Tuesday, August 5, 2008

It's the Stupid, Economy

I read stories about our economic woes in every morning's papers. Everything costs more than it did a year ago, it's a bear market, we're in a recession, blah, blah, blah. Besides annoyance every time I fill my tank, I don't really notice many changes in or around me. My friends and I are all living our lives just the same as we have been; no one has been laid off, no one is entering foreclosure, no one is eating cat food. It took a weekend at the shore to really see the economic downturn in action.

On the macro level, boom and bust were evident everywhere in Wildwood. I have no prior knowledge of the island, but the remnants of the recent housing boom were readily observable. It was clear that the Wildwoods were a working-class resort; most of the housing consisted of modest beach cottages. Many of those cottages had been recently renovated; many of them had been torn down and replaced with larger structures: long, narrow, three or four story multi-unit condos. I didn't walk down a single block that didn't feature a plethora of "For Sale" or "For Rent" signs. Had I awakened yesterday morning with a sudden desire to rent a house or a condo and stay for the week, I could have had my choice of rentals. Investment in Wildwood real estate had clearly been rampant for at least several years, and those investments were now clearly lying fallow.

Had I driven down Friday on a whim, I also could have had my choice of motel rooms for the weekend. Driving around Friday night, a "No Vacancy" sign was the aberration, not the norm. The motels that had vacancies weren't those on the bay, or four blocks from the beach, or those that looked sketchy. Even oceanfront motels had vacancies aplenty. From what I can tell Wildwood is not an expensive resort. An efficiency suite that sleeps four at an oceanfront motel, with balcony with ocean view, went for $195 a night in this, the high season. The number of vacancies would seem to indicate that even a weekend at a beach less than a tank of gas away is beyond the reach of many this summer.

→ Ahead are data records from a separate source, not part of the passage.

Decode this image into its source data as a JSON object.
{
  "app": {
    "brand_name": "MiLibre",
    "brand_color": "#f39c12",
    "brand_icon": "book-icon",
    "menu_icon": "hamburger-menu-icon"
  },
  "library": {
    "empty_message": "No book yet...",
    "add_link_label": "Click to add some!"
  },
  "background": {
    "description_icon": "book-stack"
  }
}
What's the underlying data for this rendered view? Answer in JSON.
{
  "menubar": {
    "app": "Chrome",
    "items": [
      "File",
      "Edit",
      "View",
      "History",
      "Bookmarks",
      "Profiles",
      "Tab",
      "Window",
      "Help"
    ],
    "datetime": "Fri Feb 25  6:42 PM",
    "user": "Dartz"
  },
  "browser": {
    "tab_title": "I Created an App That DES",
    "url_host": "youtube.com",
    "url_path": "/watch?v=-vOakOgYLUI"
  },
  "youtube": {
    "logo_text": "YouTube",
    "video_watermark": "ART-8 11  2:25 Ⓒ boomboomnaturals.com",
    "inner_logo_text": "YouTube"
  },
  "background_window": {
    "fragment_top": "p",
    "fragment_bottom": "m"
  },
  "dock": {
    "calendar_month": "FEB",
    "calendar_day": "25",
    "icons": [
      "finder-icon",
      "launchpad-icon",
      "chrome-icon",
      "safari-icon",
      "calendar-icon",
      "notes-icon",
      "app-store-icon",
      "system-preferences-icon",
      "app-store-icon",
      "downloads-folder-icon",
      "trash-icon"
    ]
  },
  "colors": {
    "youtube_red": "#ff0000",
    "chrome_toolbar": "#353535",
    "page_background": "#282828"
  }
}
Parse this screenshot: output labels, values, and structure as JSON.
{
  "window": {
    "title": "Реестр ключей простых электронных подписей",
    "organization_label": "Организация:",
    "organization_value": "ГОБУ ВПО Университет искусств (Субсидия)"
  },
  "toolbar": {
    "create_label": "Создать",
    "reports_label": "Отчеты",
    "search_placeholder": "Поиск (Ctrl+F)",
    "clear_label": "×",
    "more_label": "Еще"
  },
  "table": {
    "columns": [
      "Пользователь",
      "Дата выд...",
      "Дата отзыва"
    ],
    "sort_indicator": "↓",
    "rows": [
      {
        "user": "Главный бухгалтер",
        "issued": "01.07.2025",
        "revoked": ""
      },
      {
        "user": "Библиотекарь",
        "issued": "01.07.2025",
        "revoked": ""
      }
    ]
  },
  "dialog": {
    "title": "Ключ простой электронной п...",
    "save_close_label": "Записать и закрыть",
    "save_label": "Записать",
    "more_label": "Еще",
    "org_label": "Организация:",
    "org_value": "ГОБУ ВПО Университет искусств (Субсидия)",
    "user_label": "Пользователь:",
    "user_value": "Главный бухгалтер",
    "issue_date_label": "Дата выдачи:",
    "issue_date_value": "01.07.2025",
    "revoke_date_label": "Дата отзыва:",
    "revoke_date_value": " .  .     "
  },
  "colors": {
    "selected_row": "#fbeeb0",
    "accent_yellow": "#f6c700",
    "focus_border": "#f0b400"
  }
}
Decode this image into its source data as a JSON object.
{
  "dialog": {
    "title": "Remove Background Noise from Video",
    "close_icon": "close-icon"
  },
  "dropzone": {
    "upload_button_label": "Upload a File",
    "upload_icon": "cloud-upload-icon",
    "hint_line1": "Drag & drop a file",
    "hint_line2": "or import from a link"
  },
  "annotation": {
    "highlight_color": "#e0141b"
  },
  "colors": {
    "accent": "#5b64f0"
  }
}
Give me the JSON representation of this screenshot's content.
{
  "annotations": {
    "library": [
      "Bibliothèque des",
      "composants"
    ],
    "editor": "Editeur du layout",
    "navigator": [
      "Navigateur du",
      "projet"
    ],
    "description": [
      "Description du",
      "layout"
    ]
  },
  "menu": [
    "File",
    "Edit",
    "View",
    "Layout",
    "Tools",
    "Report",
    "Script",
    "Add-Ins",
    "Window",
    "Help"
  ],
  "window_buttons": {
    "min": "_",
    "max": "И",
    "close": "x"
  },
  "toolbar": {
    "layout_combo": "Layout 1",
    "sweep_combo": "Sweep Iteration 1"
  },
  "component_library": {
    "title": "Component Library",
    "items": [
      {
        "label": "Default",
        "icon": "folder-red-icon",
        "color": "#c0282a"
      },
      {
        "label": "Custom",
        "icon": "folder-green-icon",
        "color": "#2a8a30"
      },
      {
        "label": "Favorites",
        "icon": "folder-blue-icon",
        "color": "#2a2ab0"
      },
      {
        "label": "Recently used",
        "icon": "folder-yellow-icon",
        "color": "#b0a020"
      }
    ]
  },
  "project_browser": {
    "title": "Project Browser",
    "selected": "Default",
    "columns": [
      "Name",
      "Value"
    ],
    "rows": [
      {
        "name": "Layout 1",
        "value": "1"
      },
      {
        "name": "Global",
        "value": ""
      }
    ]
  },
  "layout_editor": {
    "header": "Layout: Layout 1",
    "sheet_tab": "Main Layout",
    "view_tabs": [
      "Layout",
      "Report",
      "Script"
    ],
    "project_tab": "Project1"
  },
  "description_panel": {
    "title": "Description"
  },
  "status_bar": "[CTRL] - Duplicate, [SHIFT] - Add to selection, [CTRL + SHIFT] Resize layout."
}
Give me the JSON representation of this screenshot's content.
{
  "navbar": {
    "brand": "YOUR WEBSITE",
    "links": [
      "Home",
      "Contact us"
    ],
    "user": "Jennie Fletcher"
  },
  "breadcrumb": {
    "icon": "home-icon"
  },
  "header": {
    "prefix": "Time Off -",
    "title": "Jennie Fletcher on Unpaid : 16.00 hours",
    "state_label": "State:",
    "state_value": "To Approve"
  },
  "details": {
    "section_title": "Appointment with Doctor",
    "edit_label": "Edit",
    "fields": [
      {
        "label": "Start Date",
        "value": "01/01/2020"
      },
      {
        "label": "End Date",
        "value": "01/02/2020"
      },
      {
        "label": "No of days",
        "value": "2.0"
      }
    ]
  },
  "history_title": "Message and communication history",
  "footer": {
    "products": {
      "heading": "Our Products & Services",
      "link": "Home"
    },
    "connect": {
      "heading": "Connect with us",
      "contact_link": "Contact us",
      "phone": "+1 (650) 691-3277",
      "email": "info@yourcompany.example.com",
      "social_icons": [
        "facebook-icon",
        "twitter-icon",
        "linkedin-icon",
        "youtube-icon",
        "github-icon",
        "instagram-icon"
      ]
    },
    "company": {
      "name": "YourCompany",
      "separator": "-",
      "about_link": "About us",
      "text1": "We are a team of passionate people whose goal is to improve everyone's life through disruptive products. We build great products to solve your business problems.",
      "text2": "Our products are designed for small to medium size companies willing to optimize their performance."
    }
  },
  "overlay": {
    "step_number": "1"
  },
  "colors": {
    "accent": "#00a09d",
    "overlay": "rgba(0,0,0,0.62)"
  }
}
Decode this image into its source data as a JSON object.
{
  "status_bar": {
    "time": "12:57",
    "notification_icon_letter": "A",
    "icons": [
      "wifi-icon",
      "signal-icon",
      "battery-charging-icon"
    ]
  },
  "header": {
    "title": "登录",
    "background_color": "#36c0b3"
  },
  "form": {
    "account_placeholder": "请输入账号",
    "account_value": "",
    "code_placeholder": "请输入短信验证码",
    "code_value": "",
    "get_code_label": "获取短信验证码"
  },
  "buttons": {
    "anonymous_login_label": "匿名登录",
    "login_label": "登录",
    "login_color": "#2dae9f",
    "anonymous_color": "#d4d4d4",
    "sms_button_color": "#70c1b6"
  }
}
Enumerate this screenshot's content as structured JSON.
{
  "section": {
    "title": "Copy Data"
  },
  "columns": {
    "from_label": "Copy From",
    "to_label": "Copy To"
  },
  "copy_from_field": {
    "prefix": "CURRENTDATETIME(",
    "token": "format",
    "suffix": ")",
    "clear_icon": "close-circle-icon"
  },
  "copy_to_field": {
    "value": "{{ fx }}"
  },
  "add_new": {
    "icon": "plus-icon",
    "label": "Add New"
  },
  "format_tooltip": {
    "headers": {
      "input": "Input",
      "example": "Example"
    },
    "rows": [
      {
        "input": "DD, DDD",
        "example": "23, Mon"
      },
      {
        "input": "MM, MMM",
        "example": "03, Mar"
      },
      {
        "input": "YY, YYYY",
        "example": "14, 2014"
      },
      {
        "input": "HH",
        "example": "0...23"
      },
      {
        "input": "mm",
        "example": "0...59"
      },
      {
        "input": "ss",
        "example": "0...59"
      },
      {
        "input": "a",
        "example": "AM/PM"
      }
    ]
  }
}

This was proven at the micro level. All weekend the day parking lots and the beach were relatively full. Wildwood's beaches are free, so for a nominal parking fee a family can have a day by the ocean. Although the boardwalk had plenty of pedestrians, the shops and arcades were empty. As of 9 PM Friday night, the amusement parks didn't have enough takers for most of the rides, so that the roller coaster, ferris wheel, etc. were standing idle. People lined up for slices of pizza, but we were able to get a table at a seafood restaurant overlooking the bay without a reservation and only a half hour wait. This summer, a day at the shore wouldn't seem to include any extras.

For Sunday happy hour we drove to a motel that had a swim-up tiki bar. A DJ was set up in a corner for karoke, but no one was singing; the bar had fewer than a dozen patrons on this sunny weekend day. You know things are bad when no one's drinking at the Jersey shore.

The good news was a painless weekend away, when we could get tables without reservations and get a seat at any bar we desired. The bad news is the way business, even in this resort area, is suffering, the wait staff who aren't making the tips they need, the business owners who perhaps aren't covering expenses, the homeowners who can't rent or sell. And the bad news is that it's summer. In August, no one is paying to heat their home. What will it be like in January, even for me, when my heating bill is almost as much each month as my mortgage?

I guess it's a good thing I feed my cat nutritional high-protein food. Maybe we'll be sharing it come January.


Anonymous said...

have you MET Rufus???? Do you actually think he will share his cat food with you? Honestly, you are living in a dream world girl.

Rufus said...

I do not appreciate that comment. If push comes to shove, I'll share some food, if only to ensure that more food will be forthcoming. The human does all the hunting and gathering, after all. However, I'll only share the dry food. I don't like that stuff anyway. The wet food shall remain mine and mine alone.

tunsie said...

the seafood at the restaurants is not from that part of the shore.It is from the fish market in philadelphia.Maybe rufus should of had dinner in one of those seafood restaurants with u.tunsie.tunsie.tunsie